We’d read mixed reviews about Ingapirca so were pleasantly surprised with how good it was. There was a nice modern ticket office where we could leave our bags and the entry price included a guided tour on English. The site had been a Cañari worship site prior to the Incas conquering, so you could see older foundations with Inca stones on top. We finished with a quick detour to see a rock that looks like a face, actually more impressive than it sounds!
We got back to the reception and picked up our bags, then managed to get our original bus (with the same conductor) down to the nearest major town. We were dropped on the side by the main road, I popped into a shop to check where we could catch a bus from and they confirmed we just had to flag one down and that we were on the main Pan-American highway. So we walked to a bench and sat watching the road for a while. I was a bit peckish so popped back to a nearby bread shop to pick up lunch. I kept looking back in case the bus arrived before I got to the shop. Once in the shop I was as quick as possible but must have just missed Chris flagging down a bus. I left the shop and immediately saw the bus waiting and Chris yelling for me to hurry up! All our bags were loaded and he was telling the driver to wait for me so I legged it down the road and we hurried into the bus. The bus was a very plush one, so we got to relax in style for two hours, watching a dubbed version of Fast & Furious 10 (or whatever version the latest one is). The town we wanted was off the main road, so we used Chris’s Maps.Me app to help us find where we needed to request a stop. We had to run down the bus whilst it was moving to get the conductor to see us and ask the driver to stop. Luckily a couple of women also wanted to get off there and they helped us find the best path into town.
We’d arrived into the small town of Alausí. There isn’t much to do there, it’s a small pretty town with one main attraction: Nariz Del Diablo (Devil’s Nose) train ride. We had booked into one of the only hotels in town, La Quinta Hostería, which was pretty pricey but had a very clean modern bathroom, comfy bed and balcony so we were happy. We chilled out at the hostel for a while and then went into town to find a restaurant. The town was so quiet, hardly any restaurants and the ones that were open looked very much local food for local people type places! We doubted there would be much in the way of veggie food available. We’d read on TripAdvisor (so useful!) about a pizza place, so we walked away from the main street and onto some quiet backstreets. It was all very empty and a little foggy from the mountain mist but it felt pretty safe. We saw a sign lit up in the gloom and found the pizza place, with a huge tasty pizza and cheap beer we were happy. We headed back through the quiet streets to our comfy room.

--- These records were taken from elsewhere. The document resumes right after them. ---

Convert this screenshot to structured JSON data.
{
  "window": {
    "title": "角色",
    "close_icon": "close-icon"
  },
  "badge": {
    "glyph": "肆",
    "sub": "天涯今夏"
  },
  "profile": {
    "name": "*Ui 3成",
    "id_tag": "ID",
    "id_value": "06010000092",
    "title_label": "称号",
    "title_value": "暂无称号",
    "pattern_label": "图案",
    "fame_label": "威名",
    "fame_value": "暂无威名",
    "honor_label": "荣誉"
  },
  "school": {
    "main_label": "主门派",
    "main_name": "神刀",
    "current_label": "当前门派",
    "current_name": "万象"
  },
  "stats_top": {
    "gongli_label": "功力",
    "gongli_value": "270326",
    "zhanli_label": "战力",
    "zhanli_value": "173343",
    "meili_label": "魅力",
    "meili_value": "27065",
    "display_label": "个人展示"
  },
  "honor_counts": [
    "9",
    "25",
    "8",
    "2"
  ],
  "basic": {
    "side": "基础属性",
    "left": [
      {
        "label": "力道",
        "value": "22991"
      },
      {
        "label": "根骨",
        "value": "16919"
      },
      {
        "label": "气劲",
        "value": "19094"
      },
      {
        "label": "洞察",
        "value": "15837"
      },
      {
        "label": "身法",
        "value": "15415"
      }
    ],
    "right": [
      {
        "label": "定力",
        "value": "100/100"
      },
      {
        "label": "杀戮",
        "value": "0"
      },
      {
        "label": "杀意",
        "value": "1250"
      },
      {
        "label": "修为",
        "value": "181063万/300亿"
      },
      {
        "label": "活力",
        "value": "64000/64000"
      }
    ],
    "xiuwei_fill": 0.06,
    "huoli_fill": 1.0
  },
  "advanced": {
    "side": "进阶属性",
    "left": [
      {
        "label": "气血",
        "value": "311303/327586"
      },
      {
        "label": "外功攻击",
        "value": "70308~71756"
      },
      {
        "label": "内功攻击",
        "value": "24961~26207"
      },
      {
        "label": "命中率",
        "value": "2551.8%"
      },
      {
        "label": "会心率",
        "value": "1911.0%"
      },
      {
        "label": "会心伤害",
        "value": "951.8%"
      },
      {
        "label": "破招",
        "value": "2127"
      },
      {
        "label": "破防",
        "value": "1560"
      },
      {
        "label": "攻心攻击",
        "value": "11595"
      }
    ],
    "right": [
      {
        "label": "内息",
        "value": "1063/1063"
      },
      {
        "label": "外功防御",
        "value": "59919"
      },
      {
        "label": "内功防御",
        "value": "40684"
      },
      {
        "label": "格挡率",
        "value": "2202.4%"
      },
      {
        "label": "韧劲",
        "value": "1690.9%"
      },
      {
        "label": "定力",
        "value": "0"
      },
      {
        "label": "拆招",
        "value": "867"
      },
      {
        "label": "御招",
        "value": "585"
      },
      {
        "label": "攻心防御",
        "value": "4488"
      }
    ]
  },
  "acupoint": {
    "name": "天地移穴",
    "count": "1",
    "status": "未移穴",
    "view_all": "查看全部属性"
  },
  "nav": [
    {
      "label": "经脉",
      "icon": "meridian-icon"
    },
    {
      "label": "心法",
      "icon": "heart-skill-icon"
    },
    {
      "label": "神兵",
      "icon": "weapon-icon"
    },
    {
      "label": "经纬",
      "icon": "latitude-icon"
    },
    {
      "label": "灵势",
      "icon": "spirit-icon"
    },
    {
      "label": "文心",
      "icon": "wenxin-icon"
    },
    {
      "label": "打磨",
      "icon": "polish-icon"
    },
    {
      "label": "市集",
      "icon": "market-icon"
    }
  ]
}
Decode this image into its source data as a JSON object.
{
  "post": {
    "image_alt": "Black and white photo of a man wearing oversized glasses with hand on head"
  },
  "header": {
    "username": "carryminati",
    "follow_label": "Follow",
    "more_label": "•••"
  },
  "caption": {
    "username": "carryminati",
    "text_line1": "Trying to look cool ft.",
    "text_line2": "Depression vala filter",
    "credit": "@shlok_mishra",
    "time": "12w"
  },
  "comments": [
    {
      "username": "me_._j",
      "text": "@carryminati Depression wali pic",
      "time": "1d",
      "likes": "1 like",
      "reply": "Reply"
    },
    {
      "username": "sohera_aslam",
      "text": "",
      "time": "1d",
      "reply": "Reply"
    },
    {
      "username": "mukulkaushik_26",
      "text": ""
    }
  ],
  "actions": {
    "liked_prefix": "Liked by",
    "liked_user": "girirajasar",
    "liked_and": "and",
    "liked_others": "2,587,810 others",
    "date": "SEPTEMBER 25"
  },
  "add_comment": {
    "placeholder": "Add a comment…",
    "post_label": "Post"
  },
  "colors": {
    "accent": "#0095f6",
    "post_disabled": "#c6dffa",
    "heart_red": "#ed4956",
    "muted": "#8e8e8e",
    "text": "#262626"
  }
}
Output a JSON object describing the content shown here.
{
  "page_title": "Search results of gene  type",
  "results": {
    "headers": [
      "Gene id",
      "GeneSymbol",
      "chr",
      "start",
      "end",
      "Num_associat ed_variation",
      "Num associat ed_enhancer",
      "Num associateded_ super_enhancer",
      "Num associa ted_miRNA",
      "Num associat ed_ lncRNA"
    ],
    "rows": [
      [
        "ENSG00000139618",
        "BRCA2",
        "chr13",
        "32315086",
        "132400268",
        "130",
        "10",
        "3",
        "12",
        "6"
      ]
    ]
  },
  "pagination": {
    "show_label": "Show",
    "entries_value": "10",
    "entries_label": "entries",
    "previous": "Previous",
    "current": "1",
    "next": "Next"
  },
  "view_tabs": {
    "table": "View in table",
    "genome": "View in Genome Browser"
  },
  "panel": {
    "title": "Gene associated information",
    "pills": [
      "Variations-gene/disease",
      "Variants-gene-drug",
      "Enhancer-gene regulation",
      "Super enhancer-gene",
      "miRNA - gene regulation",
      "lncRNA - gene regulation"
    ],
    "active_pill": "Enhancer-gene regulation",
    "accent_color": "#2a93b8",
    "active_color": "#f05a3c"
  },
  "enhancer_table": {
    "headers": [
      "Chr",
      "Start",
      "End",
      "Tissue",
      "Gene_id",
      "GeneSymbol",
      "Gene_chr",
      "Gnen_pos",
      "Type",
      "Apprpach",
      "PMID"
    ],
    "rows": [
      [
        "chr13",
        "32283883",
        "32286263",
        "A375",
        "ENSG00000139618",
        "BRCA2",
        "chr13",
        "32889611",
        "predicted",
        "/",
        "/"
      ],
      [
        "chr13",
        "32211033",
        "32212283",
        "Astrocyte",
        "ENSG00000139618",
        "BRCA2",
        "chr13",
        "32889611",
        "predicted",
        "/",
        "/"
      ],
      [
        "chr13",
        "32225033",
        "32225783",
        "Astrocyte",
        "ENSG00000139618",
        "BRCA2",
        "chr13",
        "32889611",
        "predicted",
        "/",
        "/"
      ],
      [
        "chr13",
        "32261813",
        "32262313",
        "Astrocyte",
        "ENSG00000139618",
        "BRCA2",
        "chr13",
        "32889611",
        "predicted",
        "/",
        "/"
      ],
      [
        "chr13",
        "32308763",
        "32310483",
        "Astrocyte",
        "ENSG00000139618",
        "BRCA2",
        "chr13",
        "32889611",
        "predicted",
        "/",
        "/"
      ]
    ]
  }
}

The next day was Friday. We had a peaceful breakfast in a lovely room with views over the valley. We packed up and left our bags at the hotel whilst we went on the train ride.
Again, we’d heard mixed reviews of the train trip. It was pretty expensive for an Ecuadorian tourist attraction, and we’d read that if you were on the wrong side of the carriage you got a terrible view. However, I really enjoyed it, the stations and train were very well maintained and both sides of the carriage got good views (the windows were large and you could easily lean across to see more). The railway line is known as one of the most dangerous in the world due to the high number of people who died building it. It’s an impressive couple of switchbacks down a steep mountain side.
Chris took the following video of the ride back up to Alausí:
We left straight after the train ride for another series of buses to the town of Baños in the Andes. I’ll leave that for another post though!